Very small image files that can track user behavior have started to emerge in phishing campaigns, where hackers use them to gather information on their targets, Check Point researchers warn.
These very small image files are designed to send a string of code to an outside website. Usually of only one pixel in size, these images can also be hidden by setting them to the same color as the background of a web page, which allows them to go unnoticed by the user. They can also be used in emails, with the same purpose, and are called tracking pixels because of their small size and obvious purpose.
This information is most often used by marketers to fine tune their advertising, but cybercriminals can also abuse the technique to gather information on cloud-platform components and discover known software vulnerabilities they can exploit in a later attack.
Check Point also explains that phishers can use tracking pixels in their attacks to learn which recipients are most likely to open their scam emails. Phishing attacks that leverage tracking pixels as a surveillance tool have been already observed in the wild, Check Point says.
“Since some scammers retool mass phishing attacks against random users to target high-value enterprise users, scammers are turning to pixel tracking to increase the odds a spear phishing attack will succeed,” the researchers reveal.
The researchers observed tracking pixels in phishing emails in August 2016, when in-place filters prevented the image from loading, which resulted in a red x placeholder image being displayed instead. These small images, Check Point says, threaten privacy in more than emails and web pages.
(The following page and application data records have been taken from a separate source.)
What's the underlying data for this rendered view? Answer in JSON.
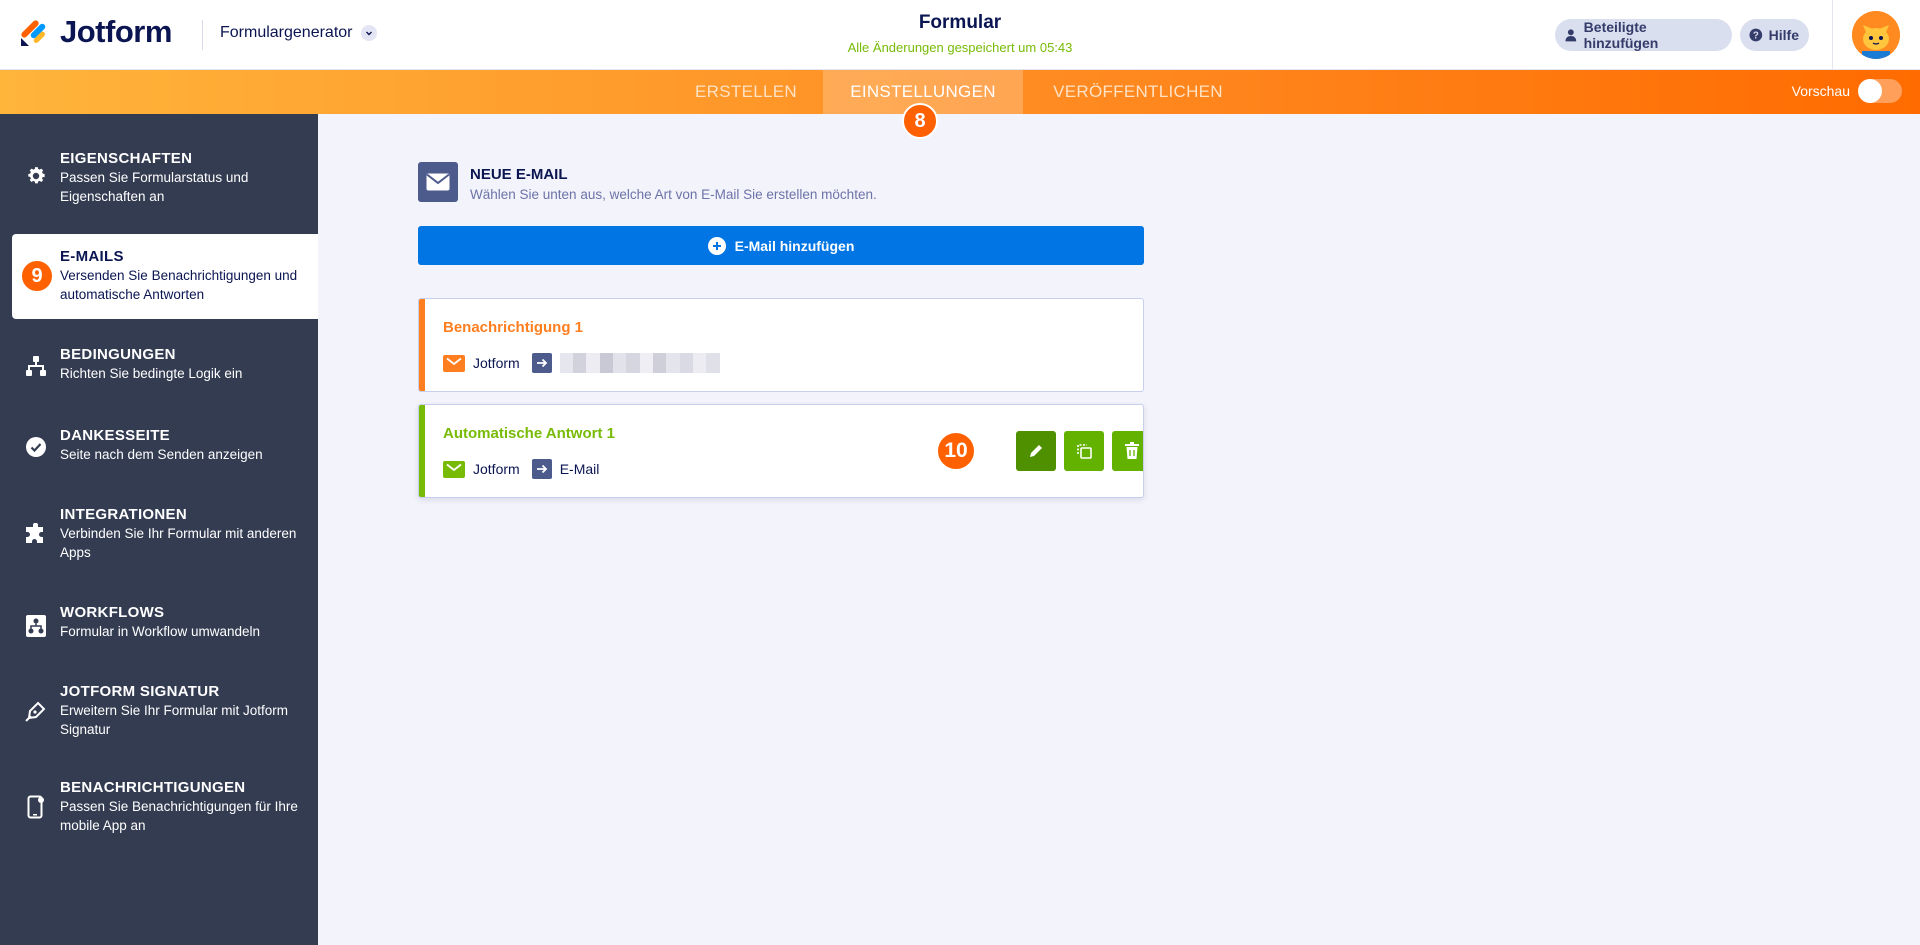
{
  "header": {
    "logo_text": "Jotform",
    "builder_label": "Formulargenerator",
    "form_title": "Formular",
    "saved_status": "Alle Änderungen gespeichert um 05:43",
    "collaborators_label": "Beteiligte hinzufügen",
    "help_label": "Hilfe"
  },
  "nav": {
    "tabs": [
      {
        "label": "ERSTELLEN"
      },
      {
        "label": "EINSTELLUNGEN"
      },
      {
        "label": "VERÖFFENTLICHEN"
      }
    ],
    "preview_label": "Vorschau",
    "preview_on": false,
    "active_tab_badge": "8"
  },
  "sidebar": {
    "active_badge": "9",
    "items": [
      {
        "title": "EIGENSCHAFTEN",
        "desc": "Passen Sie Formularstatus und Eigenschaften an",
        "icon": "gear-icon"
      },
      {
        "title": "E-MAILS",
        "desc": "Versenden Sie Benachrichtigungen und automatische Antworten",
        "icon": "email-icon"
      },
      {
        "title": "BEDINGUNGEN",
        "desc": "Richten Sie bedingte Logik ein",
        "icon": "sitemap-icon"
      },
      {
        "title": "DANKESSEITE",
        "desc": "Seite nach dem Senden anzeigen",
        "icon": "check-circle-icon"
      },
      {
        "title": "INTEGRATIONEN",
        "desc": "Verbinden Sie Ihr Formular mit anderen Apps",
        "icon": "puzzle-icon"
      },
      {
        "title": "WORKFLOWS",
        "desc": "Formular in Workflow umwandeln",
        "icon": "workflow-icon"
      },
      {
        "title": "JOTFORM SIGNATUR",
        "desc": "Erweitern Sie Ihr Formular mit Jotform Signatur",
        "icon": "pen-nib-icon"
      },
      {
        "title": "BENACHRICHTIGUNGEN",
        "desc": "Passen Sie Benachrichtigungen für Ihre mobile App an",
        "icon": "mobile-notification-icon"
      }
    ]
  },
  "main": {
    "new_email_title": "NEUE E-MAIL",
    "new_email_subtitle": "Wählen Sie unten aus, welche Art von E-Mail Sie erstellen möchten.",
    "add_email_label": "E-Mail hinzufügen",
    "actions_badge": "10",
    "emails": [
      {
        "title": "Benachrichtigung 1",
        "from": "Jotform",
        "to": "",
        "accent": "#ff7e1f"
      },
      {
        "title": "Automatische Antwort 1",
        "from": "Jotform",
        "to": "E-Mail",
        "accent": "#78bb07"
      }
    ]
  },
  "colors": {
    "orange": "#ff6100",
    "blue_button": "#0075e3",
    "green": "#64b200",
    "sidebar_bg": "#343c52"
  }
}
“For well over a decade, it has been understood that you can utilize tracking pixels in Microsoft Office files like Word documents, Excel spreadsheets and PowerPoint presentations. This works because Office files can link to an image located on a remote Web server. Putting a tracking pixel in an Office document allows you to be able to track a document’s activity as it moves through an organization,” the security firm notes.
While not found to be the direct cause of any specific security breach, tracking pixels are used for their surveillance capabilities in activities that precede attacks against users and infrastructure. The good news, however, is that it’s easy to stay protected.
Enterprises are advised to deploy email and anti-phishing security controls as part of their cloud-security arsenal, as well as to ensure that any software running in a cloud environment is patched at all times. Using web application security to protect any unpatched software should also help prevent intrusion. Looking for anomalous image placeholders when downloading pictures in advertising emails is also a good idea.